45

I am building a JSON object that is sent in a POST request. This object has properties that need to be converted from string type to integer type before sending. How does one do that with coffeescript?

9 Answers 9

67

Use the javascript parseInt function.

number = parseInt( stringToParse, 10 );

Reference is here.

Remember, coffeescript is just javascript after it's compiled

4
  • 4
    Be careful about octal numbers when using parseInt. May 23, 2012 at 13:51
  • 6
    Always specify the radix, e.g. parseInt( stringToParse, 10 )
    – Stefan
    Sep 21, 2012 at 13:36
  • this fails in one case : parseInt('98asdfsdf',10) , this will return 98 which is not correct at all. Aug 26, 2013 at 8:41
  • 2
    @nXqd garbage in, garbage out - parseInt is made to cast strings (notation/base specified by the radix) to integers. It's impossible to know what your intention is with the cited code but if your actual purpose was to convert a hexadecimal string to an integer, you would need to change the radix, e.g. parseInt('98asdfsdf', 16)
    – jrz
    Dec 29, 2014 at 19:16
38

You can use the less obvious, more magical, less keyboard-intensive operator +:

+"158"
4
  • thats pretty cool! I cant find any docs on this feature, where did you learn that? May 23, 2012 at 13:36
  • 6
    It's not a coffeescript feature, it's a javascript unary operator in the meaning of plus/minus in front of a number. Beware you can run into trouble very fast when using this: a = true; +a++ + +(++a) May 23, 2012 at 13:49
  • Does alert(id +"123") and alert(id + "123") yield different results? May 24, 2012 at 14:40
  • 1
    Also note that empty string +"" results into zero 0 Jan 12, 2016 at 16:33
7
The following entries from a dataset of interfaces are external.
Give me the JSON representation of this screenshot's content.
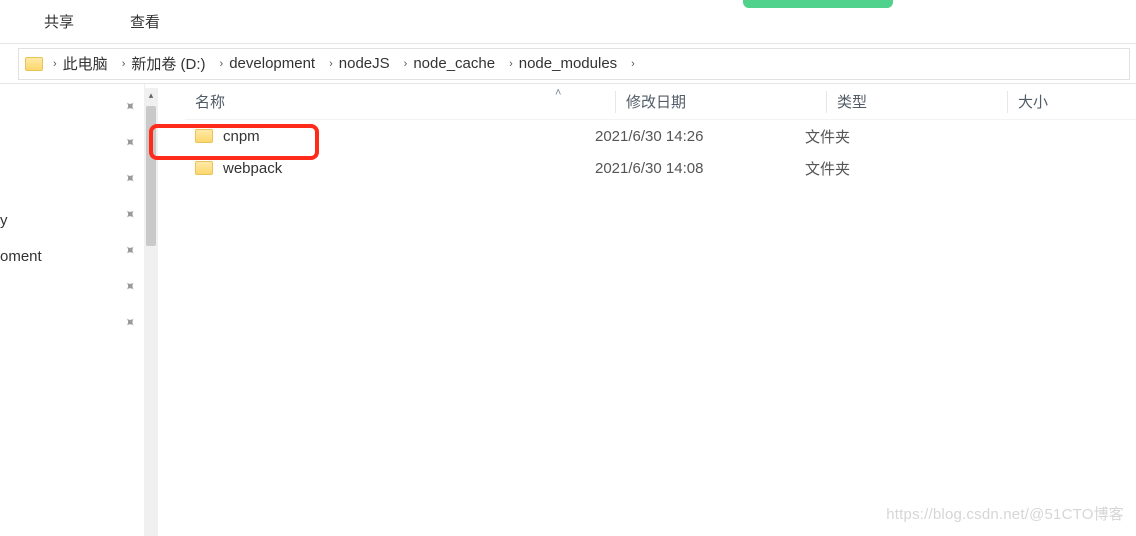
{
  "ribbon": {
    "tabs": [
      "共享",
      "查看"
    ]
  },
  "breadcrumb": [
    "此电脑",
    "新加卷 (D:)",
    "development",
    "nodeJS",
    "node_cache",
    "node_modules"
  ],
  "headers": {
    "name": "名称",
    "date": "修改日期",
    "type": "类型",
    "size": "大小"
  },
  "rows": [
    {
      "name": "cnpm",
      "date": "2021/6/30 14:26",
      "type": "文件夹"
    },
    {
      "name": "webpack",
      "date": "2021/6/30 14:08",
      "type": "文件夹"
    }
  ],
  "left_stub": {
    "item1": "y",
    "item2": "oment"
  },
  "watermark": "https://blog.csdn.net/@51CTO博客"
}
Javascript's parseInt function will achieve this. Remember to set the radix parameter to prevent confusion and ensure predictable behaviour. (E.g. in Coffeescript)

myNewInt = parseInt("176.67", 10)

There's a few good examples in the MDN resources: https://developer.mozilla.org/en/JavaScript/Reference/Global_Objects/parseInt

0
2

It hasn't been documented in the official manual yet, but it seems that cast operators works too:

myString = "12323"
myNumber = (Number) myString
1
  • 2
    That isn't a cast operator, it's interpreting (Number) as a function (ignoring the parens) with myString as its argument. So it compiles to Number(myString), which does have the intended effect. Jul 10, 2013 at 4:58
2

I don't recommend using parseInt since it's wrong in one case - which I found :

parseInt('09asdf', 10); 
#> return 09 which is not correct at all. It should return NaN

The correct answer should be the one from @Corkscreewe. And there is another:

cleanInt = (x) ->
  x = Number(x)
  (if x >= 0 then Math.floor(x) else Math.ceil(x))

Learn from https://coderwall.com/p/cbabhg

2

Based on the link, mentioned in nXqd's answer, you can also implicitly convert a string by multiplying it by 1:

'123' * 1 // 123

It behaves correctly for incorrect input:

'123abc' * 1 // NaN

You can do this also with floats:

'123.456' * 1 // 123.456
0

This is a simple way for your need. NaN will be returned as expected.

parseInt( "09asdf".match(/^\d+$/)?[0] ? NaN,  10)
0

stringToConvernt = "$13,452,334.5"
output = Number(stringToConvernt.replace(/[^0-9\.]/g, ''))
console.log(output)
//The output is `13452334.5`.

1
  • last line is incorrect :3 log.console -> console.log Mar 16, 2016 at 6:48
0

I'm always using bitwise OR to convert strings into integers.

"99.999" | 0 // returns 99

Your Answer

By clicking “Post Your Answer”, you agree to our terms of service and acknowledge you have read our privacy policy.

Not the answer you're looking for? Browse other questions tagged or ask your own question.